** As featured in issue 14 **
Although in our last guitar lesson we started to look at some funk guitar rhythms, I felt it would be a good idea to look at extending our chord vocabulary. Although often we only play partial guitar chords, with maybe only two or three notes being used to imply the chord extension, it's always good to be able to identify full chord voicing. The best way to learn chords on the guitar, to my mind is by using the CAGED system, which is based around the five major shapes of C,A,G,E and D. Although I have mentioned these previously, I feel that it would be a good idea to start with a brief recap of how this system works.
The idea of the CAGED system is that we turn each of the major open chord shapes into a movable shape and by using a barre, which allows us to move the shapes around, we can use each shape to perform any major chord we choose. We simply move the chord so that the root note, the note that gives the chord its name, is located on a desired note, resulting on the desired chord. For example; the root note of an E shape is on the 6th string, the bottom E. If we wanted to play a C major chord using this shape, we simply shift the shape up until our first finger, our barring finger, is situated across the 8th fret. It's possible for us to turn each of the five shapes into the same chord, allowing us to perform one chord in a total of five shapes, which will cover the entire neck. All we have to do is to apply the same principle, by simply shifting each shape until the root becomes that of the chosen chord.
Something else to remember is that the chords link up the next in the order in which the word CAGED is spelt. We start with an open position C, followed by the A shape, root at the 3rd fret, G shape, root at the 8th fret, E shape root at the 8th fret, and finally D shape with its root at the 10th fret. When practising this, you should notice how each shape links together, connecting all five shapes up the neck, dove-tailing them together.
Once we have our major shapes down, we can the turn our attention to the minor shapes and these are achieved by simply lowering the 3rd of the chord by a semi tone, or one fret. Most guitarists will know how to play the open position Am, Dm and Em shapes, but never learn the open Cm and Gm shapes. The Cm shape is quite tricky to play, and care should be taken not to play either the 1st or 6th strings. The Gm includes and partial barre across the top three strings, but one this is achieved you will produce what is to my ears, a crisp bright voicing, as opposed to the cluttered 3rd fret Em barre version of G minor that most people play. Once you have these two new shapes under your fingers, you can apply the same approach as with the major chords, and connect all of the shapes together covering the entire neck.

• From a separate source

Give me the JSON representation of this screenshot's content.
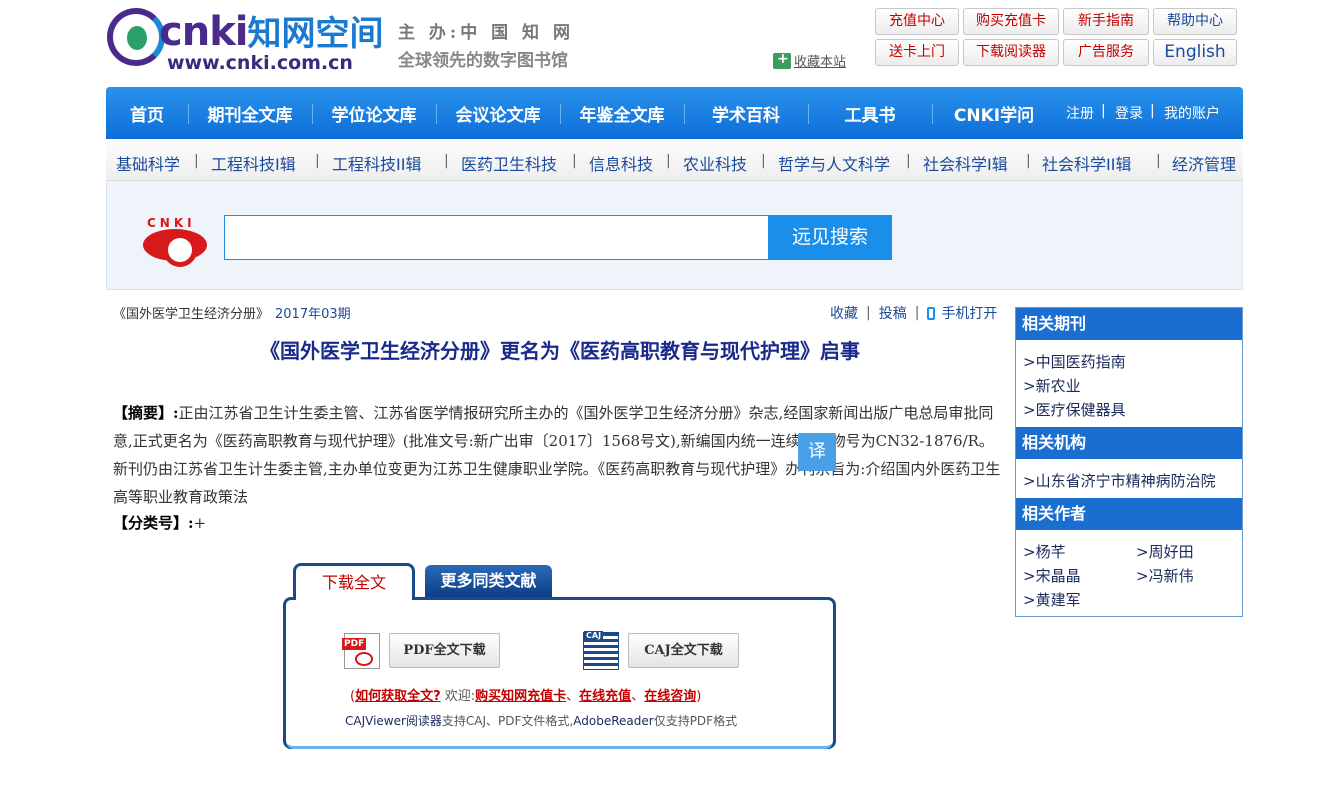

Now let's look at some more interesting chord extensions and for this lesson I felt it was important to get down our 7th chord variations. To start with we are going to look at major 7th, which has the following formula; 1, 3, 5, 7. The way I look at this, is to simply lower one of our redundant root notes by a semi tone. When you look at the formula of our major CAGED shapes, you can see that we repeat various notes, and these can be moved to change the extension of the chord. As I explain in the video, the G shape doesn't translate very well as a regular major 7th shape, so I chose to move the notes around to create a slightly more interesting voicing of the chord. I present both shapes to you in the video. Once again we can link each of the five shapes together and cover the entire neck.
Our next chord type is the dominant 7th, which has the following formula of 1, 3, 5, b7. Once again we take the same approach of simply moving a redundant root note, but this time we lower the root note by a whole tone. Once again be sure to watch my full explanation in the video, where I show my G7 movable chord variation.
Our final chord type is minor 7th, which has the following formula of 1, b3, 5, b7. Once again the same approach is taken when building this chord, except this time we lower the redundant root note of the minor chord shapes.
That's all of our main major, minor and 7th extensions covered. Using this approach, if you now practice each of the five chord types, using all five shapes in all twelve keys, you would get a grand total of 300 chords. Now that's not bad for one lesson! Be sure to download the accompanying chord diagrams.